For the western Amazigh group known as the Ida Ou Semlal, bracelets are either shaped like an arch or are fastened on hinges. Amazigh bracelets from groups in this region are usually silver and are adorned with red, yellow, and green enamelled pieces. These enamelled pieces often surround a piece of cut glass that accordingly shines as it projects out from the bracelet’s overall flat surface.
Left: Pair of fibulae (tizerais), 19th–20th century. Morocco. Silver, enameled glass, H. 46 1/2 in. (118 cm). The Metropolitan Museum of Art, New York, Gift of Marguerite McBey, 1981 (1981.5.2). Right: Pair of ear ornaments (tikhrazin or douwwah), 19th–first half of 20th century. Attributed to Morocco. Silver (?) filigree and glass, 3 1/2 x 2 x 1/8 in. (8.9 x 5.1 x .3 cm). The Metropolitan Museum of Art, New York, Bequest of Helen Winslow Durkee Mileham, 1954 (55.111.40 and 55.111.41)
Ear ornaments such as khoras kbach/khoras amara and tikhrazin are large. To support their weight, many of these ornaments are not attached to one’s ears. Instead, they are fastened to chains that are connected to a jewel on a headscarf or a diadem, or to the wearer’s hair.
Perhaps the most iconic piece of Amazigh jewelry is the tizerzaï or fibulae, a large pair of triangular, silver clasps that includes pins and rings to secure women’s wrappings and veils. These clasps can be enameled, decorated with fine filigree, or engraved with geometric designs.
The tizeraï can also incorporate a decorative band or chains that connect at a bead known as a tagmout. The connection of these pieces create a pectoral that artfully drapes over the wearer’s chest.
As shown with the tizerzaï, Amazigh jewelry is not only an adornment; it has functional purposes as well. For starters, the southeastern Moroccan Amazigh tribe, the Aït Atta, has star-shaped self-defense bracelets. Additionally, since jewelry is an Amazigh woman’s private property (that they can therefore sell), owning jewelry serves as a source of women’s economic power. Of course, creating jewelry also empowers women economically.
Amazigh jewelry is also purported to work as protective talismans and charms. The pointed shape of the tizerzaï is said to have powers that destroy the evil eye. Certain shapes used in Amazigh jewelry are also believed to ward off disease. Some materials, like coral, are thought to bring a bounty of blessings.
For the Amazigh and other North African groups, women’s jewelry represents milestones like marriage. Jewelry also signifies wealth, social status, and are indicators of specific tribal membership.
Besides Amazigh jewelry’s general symbolic meaning, many artistic symbols are present in its designs.

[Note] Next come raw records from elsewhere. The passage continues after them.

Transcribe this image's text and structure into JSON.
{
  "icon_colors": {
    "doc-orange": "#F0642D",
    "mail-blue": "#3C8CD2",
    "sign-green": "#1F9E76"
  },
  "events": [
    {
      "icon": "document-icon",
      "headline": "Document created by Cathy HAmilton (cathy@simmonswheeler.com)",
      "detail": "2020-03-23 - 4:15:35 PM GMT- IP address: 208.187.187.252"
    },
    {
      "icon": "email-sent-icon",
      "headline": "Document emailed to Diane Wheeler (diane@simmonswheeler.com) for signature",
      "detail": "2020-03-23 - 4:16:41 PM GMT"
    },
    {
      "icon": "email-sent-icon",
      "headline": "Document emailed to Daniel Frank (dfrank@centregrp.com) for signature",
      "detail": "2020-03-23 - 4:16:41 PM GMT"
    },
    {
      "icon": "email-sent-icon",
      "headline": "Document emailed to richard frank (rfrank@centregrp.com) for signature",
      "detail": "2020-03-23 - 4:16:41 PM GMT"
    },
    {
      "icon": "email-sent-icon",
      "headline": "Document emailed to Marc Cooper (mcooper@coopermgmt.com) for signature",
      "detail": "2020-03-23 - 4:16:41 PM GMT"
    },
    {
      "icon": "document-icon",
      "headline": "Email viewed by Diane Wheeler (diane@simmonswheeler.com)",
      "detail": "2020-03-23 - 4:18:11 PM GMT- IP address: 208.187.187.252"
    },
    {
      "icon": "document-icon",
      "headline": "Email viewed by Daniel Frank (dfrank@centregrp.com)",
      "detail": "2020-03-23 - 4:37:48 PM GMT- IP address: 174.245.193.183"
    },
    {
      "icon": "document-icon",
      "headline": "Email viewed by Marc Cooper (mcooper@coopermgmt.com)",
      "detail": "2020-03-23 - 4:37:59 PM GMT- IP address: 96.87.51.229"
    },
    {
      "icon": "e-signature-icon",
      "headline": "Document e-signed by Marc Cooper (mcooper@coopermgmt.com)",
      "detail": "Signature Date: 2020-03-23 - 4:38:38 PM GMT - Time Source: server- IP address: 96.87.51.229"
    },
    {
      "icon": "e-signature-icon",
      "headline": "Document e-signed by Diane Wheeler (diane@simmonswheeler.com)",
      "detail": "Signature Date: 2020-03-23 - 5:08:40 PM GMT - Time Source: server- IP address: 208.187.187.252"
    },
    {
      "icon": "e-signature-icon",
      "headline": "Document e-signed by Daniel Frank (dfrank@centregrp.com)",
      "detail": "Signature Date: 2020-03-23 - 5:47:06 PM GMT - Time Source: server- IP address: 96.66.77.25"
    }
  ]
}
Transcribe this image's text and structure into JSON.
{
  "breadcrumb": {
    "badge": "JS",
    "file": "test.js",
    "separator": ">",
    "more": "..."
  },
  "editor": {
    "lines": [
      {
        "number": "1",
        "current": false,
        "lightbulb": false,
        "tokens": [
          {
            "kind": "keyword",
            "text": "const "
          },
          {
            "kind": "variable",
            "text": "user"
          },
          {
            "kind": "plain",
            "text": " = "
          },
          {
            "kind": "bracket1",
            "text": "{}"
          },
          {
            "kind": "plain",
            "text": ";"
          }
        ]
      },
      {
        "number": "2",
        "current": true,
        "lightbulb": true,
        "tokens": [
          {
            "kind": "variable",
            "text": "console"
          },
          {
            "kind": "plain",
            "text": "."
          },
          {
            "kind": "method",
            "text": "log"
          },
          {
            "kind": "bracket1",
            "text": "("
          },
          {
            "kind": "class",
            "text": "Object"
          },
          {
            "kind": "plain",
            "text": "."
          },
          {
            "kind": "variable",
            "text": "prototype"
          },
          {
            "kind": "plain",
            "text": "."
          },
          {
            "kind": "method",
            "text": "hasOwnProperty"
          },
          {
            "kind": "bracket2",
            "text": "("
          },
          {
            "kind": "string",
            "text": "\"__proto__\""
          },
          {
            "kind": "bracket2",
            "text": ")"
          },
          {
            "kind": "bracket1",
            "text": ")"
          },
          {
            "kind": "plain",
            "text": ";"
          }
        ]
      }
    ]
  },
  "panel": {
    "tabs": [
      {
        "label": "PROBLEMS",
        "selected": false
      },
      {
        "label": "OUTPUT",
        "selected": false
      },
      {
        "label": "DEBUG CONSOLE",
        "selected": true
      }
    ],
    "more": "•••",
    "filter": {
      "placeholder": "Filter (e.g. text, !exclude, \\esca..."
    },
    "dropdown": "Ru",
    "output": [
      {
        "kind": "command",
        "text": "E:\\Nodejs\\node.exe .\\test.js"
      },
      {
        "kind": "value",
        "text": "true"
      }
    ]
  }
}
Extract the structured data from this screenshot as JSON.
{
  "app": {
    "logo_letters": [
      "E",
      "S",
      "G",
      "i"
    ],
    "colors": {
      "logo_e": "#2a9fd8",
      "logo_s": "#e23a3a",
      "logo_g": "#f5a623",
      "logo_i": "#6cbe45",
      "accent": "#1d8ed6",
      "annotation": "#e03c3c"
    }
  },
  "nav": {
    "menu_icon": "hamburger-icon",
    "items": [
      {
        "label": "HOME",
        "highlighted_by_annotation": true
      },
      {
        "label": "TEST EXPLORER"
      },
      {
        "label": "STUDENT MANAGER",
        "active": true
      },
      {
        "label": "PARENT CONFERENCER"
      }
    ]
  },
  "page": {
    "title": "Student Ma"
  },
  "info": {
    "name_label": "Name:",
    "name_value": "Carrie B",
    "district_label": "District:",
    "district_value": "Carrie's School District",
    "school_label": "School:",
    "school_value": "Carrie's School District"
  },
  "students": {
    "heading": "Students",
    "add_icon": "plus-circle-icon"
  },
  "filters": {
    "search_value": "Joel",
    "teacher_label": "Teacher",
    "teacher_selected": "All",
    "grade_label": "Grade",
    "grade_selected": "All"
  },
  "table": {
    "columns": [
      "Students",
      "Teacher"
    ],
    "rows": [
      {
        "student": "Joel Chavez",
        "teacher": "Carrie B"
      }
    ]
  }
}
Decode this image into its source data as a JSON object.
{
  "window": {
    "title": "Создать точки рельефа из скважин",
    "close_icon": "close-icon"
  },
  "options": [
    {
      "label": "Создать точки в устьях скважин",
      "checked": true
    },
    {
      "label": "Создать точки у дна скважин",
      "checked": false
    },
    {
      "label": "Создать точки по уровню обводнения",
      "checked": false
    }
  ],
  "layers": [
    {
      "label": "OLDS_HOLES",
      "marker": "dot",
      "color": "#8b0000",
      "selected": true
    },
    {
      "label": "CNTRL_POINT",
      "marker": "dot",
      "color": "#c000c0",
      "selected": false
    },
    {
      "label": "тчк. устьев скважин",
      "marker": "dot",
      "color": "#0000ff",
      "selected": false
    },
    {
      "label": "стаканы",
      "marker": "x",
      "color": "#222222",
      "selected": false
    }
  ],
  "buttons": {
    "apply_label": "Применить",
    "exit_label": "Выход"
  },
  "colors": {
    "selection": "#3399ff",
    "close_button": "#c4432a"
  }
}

Such artistic symbols include the egg shape of tagmout beads, which represent women’s fertility. In line with this feminine connection, triangular shapes represent a variety of figures such as the goddess Tanit, or a woman’s bodily form.
Symbolic colors are employed in Amazigh jewelry as well. Most notably, the silver that it is traditionally crafted out of represents purity.
Loss of Tradition?
Despite these changes and imitations, traditional silver jewelry (such as a the taounza, or diadem) still continues to play an important role in weddings. It is so crucial that brides sometimes go to the length of borrowing pieces from family and friends. In addition to the Imazighen who uphold tradition by wearing silver jewelry (even if it is occasionally), there are still some Amazigh artisans who continue to create these stunning, culturally rich pieces. Even in the midst of change, the beauty of Amazigh craft tradition and the strength of their people lives on.
Be sure to look for our next exploration into more of the brilliant artisans and crafts of Morocco!
Author: Jazzy Celindro, Terra Adorn Ethnographic Writer